> **Work request**: Report the number of lines in the records below that hold "first", and leave out everything else.
★ ★ ★ ★ ★ ★ ★
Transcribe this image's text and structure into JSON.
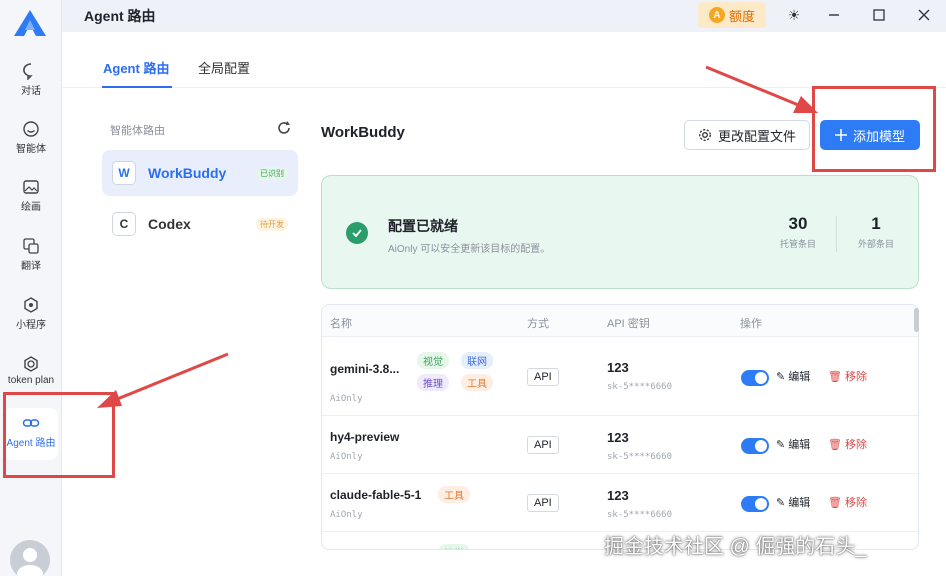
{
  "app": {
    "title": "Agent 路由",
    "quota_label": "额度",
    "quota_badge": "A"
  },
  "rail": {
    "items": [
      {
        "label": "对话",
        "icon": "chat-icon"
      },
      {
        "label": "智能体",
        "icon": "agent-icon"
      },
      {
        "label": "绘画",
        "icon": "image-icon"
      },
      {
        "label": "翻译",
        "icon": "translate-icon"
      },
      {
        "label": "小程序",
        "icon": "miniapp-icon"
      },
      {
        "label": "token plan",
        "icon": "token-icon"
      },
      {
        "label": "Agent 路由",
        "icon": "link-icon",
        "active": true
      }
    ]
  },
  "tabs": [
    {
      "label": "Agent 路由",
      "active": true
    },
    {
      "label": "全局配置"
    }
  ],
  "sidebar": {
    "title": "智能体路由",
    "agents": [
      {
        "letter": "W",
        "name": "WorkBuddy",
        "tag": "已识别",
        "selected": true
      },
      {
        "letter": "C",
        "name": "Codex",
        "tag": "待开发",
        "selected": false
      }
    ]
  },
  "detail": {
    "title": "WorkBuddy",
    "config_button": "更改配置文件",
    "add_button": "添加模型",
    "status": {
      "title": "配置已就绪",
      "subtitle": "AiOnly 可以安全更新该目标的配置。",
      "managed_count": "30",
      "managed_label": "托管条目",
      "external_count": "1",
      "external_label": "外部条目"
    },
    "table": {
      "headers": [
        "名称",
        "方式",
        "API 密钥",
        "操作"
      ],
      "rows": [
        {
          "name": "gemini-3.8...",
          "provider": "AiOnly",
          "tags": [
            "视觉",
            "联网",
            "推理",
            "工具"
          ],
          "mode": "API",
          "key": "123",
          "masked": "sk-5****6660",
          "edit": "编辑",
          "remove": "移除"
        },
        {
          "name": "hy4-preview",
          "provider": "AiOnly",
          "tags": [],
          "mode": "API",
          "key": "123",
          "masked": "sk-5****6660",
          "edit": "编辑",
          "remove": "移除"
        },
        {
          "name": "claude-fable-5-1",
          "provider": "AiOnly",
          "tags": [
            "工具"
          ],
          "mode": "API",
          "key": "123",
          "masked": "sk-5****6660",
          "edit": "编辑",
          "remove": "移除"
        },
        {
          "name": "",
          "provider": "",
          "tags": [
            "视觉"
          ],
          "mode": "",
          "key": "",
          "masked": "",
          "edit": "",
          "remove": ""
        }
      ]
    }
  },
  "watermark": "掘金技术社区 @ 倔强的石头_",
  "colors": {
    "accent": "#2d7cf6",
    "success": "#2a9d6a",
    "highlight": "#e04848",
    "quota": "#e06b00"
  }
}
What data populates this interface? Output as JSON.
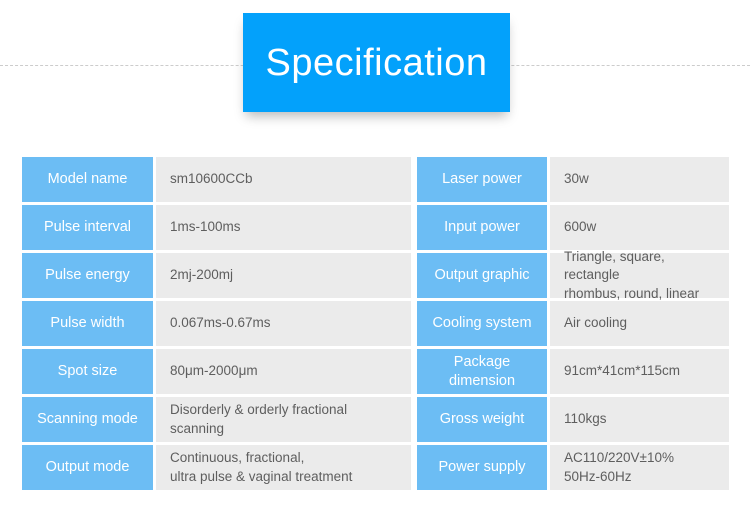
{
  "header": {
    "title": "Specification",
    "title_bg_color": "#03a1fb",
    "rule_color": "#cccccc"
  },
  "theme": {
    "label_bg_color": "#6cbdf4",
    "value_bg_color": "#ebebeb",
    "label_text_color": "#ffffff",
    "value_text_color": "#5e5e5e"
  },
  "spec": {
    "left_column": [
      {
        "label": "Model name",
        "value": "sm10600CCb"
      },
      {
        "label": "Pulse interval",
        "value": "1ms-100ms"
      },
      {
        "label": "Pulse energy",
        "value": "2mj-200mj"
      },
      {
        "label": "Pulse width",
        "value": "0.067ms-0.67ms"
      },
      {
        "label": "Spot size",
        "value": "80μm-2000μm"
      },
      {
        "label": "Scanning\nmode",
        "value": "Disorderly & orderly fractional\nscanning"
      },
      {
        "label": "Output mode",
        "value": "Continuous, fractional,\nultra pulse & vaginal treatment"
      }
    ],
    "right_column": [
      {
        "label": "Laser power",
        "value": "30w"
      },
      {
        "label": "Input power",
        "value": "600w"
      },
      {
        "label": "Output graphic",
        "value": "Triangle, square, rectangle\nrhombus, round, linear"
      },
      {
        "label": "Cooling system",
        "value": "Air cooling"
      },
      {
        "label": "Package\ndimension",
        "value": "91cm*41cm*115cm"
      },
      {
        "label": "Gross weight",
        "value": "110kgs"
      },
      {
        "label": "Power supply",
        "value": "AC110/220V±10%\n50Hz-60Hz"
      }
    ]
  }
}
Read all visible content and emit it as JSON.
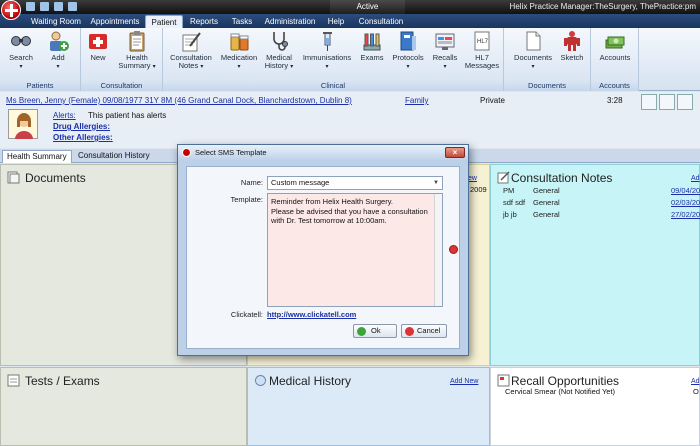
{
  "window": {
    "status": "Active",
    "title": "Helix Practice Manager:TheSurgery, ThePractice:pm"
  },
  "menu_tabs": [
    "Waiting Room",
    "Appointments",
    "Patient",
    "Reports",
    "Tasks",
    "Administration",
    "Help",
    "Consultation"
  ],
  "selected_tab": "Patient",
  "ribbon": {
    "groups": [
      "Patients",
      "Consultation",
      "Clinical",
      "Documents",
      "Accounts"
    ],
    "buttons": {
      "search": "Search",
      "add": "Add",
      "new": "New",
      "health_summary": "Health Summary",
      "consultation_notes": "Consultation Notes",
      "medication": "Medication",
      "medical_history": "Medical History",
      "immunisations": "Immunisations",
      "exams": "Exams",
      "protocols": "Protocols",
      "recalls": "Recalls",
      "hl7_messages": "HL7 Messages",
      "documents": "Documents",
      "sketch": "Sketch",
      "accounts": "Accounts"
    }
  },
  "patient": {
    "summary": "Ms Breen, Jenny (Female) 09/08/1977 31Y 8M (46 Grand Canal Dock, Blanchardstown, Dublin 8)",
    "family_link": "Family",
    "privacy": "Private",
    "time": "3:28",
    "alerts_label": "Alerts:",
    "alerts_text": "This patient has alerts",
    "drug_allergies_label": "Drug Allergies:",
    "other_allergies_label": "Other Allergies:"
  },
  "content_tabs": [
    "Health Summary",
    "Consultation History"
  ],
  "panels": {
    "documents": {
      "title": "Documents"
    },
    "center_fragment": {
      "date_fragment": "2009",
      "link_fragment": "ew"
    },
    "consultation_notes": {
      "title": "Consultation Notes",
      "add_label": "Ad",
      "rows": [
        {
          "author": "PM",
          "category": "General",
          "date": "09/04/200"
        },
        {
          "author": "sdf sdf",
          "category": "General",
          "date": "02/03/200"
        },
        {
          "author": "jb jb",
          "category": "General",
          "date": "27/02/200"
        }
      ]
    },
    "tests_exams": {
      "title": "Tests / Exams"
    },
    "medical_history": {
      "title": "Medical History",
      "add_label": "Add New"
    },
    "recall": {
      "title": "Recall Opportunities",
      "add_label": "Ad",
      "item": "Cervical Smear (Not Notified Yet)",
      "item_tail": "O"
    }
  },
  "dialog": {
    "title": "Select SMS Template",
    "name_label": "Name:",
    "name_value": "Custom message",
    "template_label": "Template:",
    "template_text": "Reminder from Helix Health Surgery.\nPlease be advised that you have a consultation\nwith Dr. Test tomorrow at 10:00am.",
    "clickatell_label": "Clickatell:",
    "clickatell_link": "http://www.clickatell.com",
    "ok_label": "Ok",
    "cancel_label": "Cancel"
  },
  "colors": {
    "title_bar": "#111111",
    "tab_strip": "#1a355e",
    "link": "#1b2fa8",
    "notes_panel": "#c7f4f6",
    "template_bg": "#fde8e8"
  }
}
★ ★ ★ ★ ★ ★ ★
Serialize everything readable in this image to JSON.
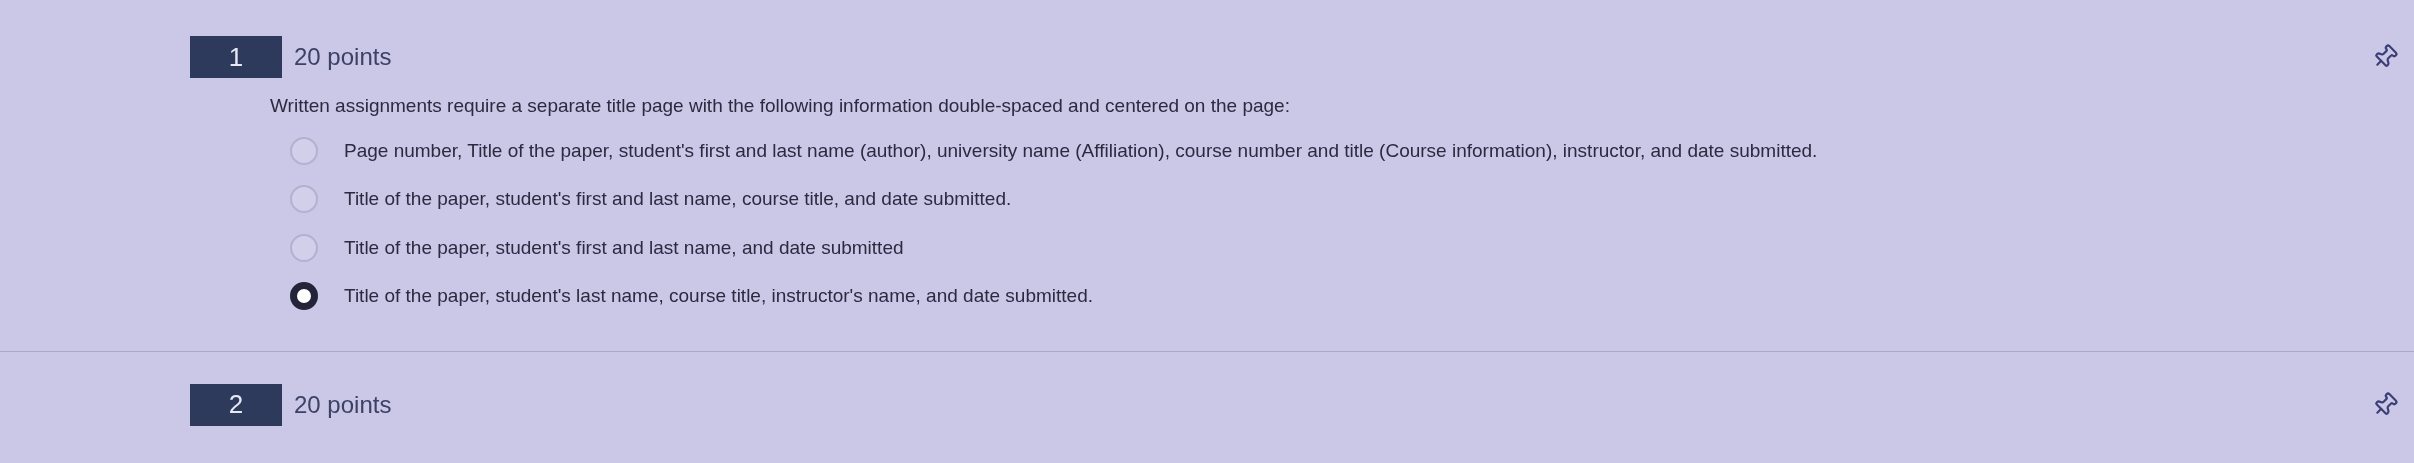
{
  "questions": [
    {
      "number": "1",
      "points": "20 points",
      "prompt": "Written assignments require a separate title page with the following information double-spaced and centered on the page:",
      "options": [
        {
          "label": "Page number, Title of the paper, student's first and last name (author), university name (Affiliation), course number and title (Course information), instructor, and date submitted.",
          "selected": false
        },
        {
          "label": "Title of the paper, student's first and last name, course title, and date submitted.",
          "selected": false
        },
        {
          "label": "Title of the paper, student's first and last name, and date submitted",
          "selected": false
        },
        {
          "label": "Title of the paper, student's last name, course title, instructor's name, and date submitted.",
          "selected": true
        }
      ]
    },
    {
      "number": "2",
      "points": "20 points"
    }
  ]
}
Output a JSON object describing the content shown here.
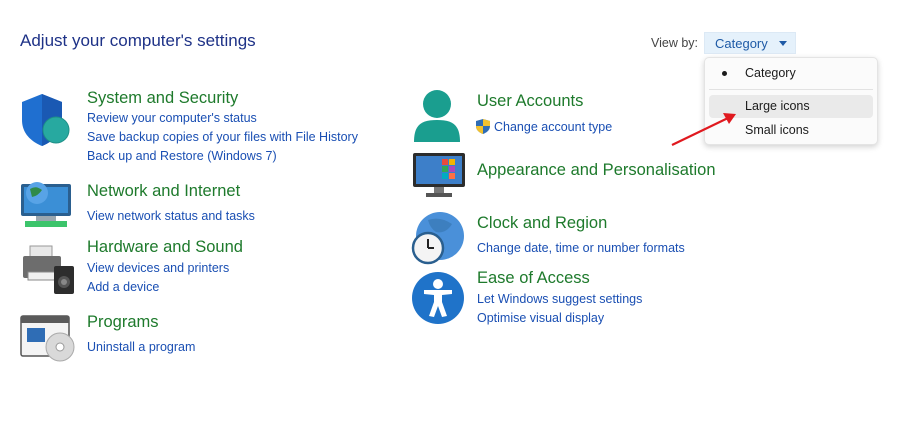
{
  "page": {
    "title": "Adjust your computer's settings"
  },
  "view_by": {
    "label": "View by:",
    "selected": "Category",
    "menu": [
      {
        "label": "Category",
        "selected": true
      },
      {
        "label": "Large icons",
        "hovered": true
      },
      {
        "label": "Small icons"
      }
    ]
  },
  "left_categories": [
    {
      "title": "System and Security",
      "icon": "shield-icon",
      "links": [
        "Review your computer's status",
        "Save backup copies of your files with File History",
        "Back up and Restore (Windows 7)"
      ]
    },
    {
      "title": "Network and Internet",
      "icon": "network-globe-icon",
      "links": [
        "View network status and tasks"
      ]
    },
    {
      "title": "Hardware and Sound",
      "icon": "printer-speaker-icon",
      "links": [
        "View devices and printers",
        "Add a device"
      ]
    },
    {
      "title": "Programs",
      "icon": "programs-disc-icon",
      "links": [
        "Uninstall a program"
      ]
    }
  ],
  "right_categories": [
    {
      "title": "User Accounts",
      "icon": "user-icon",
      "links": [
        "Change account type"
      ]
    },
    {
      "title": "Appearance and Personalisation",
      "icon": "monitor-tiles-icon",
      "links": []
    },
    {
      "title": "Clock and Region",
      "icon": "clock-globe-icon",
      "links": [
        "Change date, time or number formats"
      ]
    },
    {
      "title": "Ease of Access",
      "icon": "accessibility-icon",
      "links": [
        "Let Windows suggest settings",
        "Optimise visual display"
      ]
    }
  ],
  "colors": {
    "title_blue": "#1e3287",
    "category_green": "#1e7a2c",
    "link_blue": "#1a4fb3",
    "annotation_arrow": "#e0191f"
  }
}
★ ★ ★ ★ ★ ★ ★
> **Written response**: 3